(TASK INSTRUCTIONS) Each line of the listing where the string "html" appears is to be identified and copied.

(SOURCE INFORMATION)

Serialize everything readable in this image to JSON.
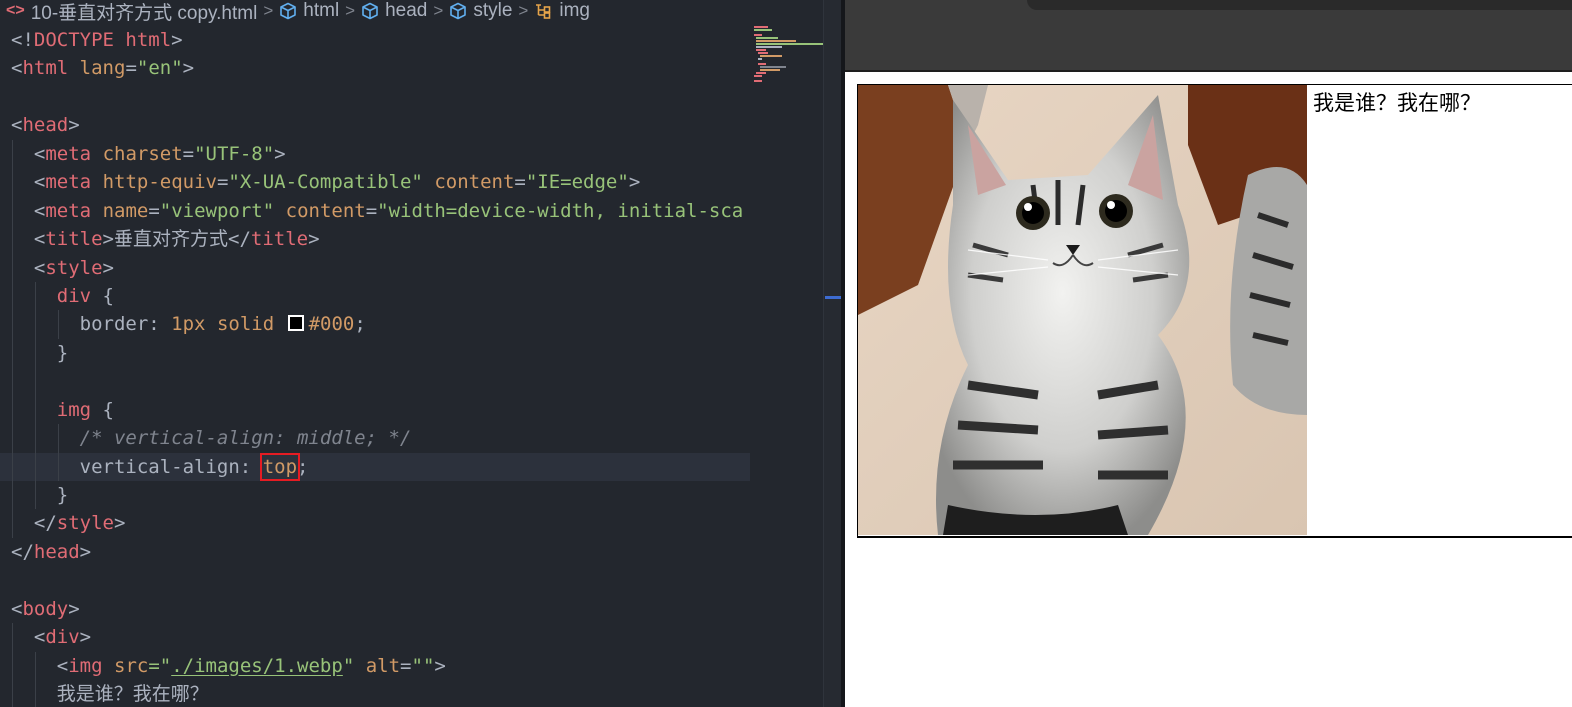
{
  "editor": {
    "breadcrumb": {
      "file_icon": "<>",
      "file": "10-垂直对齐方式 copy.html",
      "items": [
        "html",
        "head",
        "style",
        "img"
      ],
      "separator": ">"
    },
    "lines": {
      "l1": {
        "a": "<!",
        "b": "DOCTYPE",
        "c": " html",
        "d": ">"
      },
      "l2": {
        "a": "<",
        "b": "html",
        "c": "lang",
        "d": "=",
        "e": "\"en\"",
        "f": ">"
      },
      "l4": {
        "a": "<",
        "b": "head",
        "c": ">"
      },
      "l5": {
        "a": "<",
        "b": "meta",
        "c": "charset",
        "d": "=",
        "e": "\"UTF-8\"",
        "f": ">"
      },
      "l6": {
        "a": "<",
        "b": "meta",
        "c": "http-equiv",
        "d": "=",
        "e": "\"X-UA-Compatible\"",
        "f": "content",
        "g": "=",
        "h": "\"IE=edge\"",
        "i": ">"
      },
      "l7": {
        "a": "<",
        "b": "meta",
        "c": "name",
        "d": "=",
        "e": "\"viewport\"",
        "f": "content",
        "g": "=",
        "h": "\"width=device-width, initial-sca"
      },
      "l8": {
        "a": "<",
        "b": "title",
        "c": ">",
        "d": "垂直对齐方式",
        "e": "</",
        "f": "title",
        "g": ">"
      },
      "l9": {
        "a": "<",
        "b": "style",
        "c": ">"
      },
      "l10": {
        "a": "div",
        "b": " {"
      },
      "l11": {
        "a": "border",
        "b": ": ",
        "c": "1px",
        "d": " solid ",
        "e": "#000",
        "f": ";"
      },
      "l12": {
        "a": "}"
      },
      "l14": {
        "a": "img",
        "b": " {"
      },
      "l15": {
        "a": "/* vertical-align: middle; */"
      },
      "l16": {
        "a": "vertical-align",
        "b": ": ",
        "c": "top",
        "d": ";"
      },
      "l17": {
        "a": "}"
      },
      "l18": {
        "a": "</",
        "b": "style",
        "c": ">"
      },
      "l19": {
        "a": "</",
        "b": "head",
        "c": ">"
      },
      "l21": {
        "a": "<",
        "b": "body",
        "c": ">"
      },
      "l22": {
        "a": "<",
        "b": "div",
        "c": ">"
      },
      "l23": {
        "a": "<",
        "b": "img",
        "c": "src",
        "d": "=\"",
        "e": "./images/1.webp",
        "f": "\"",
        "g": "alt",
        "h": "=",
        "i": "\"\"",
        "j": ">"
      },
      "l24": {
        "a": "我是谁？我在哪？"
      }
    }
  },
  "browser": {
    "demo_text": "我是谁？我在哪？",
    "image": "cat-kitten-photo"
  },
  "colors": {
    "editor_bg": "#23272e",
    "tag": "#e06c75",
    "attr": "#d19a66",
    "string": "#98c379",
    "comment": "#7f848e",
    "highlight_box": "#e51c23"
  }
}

(OUTPUT BELOW)
      "file": "10-垂直对齐方式 copy.html",
        "html",
        "c": " html",
        "b": "html",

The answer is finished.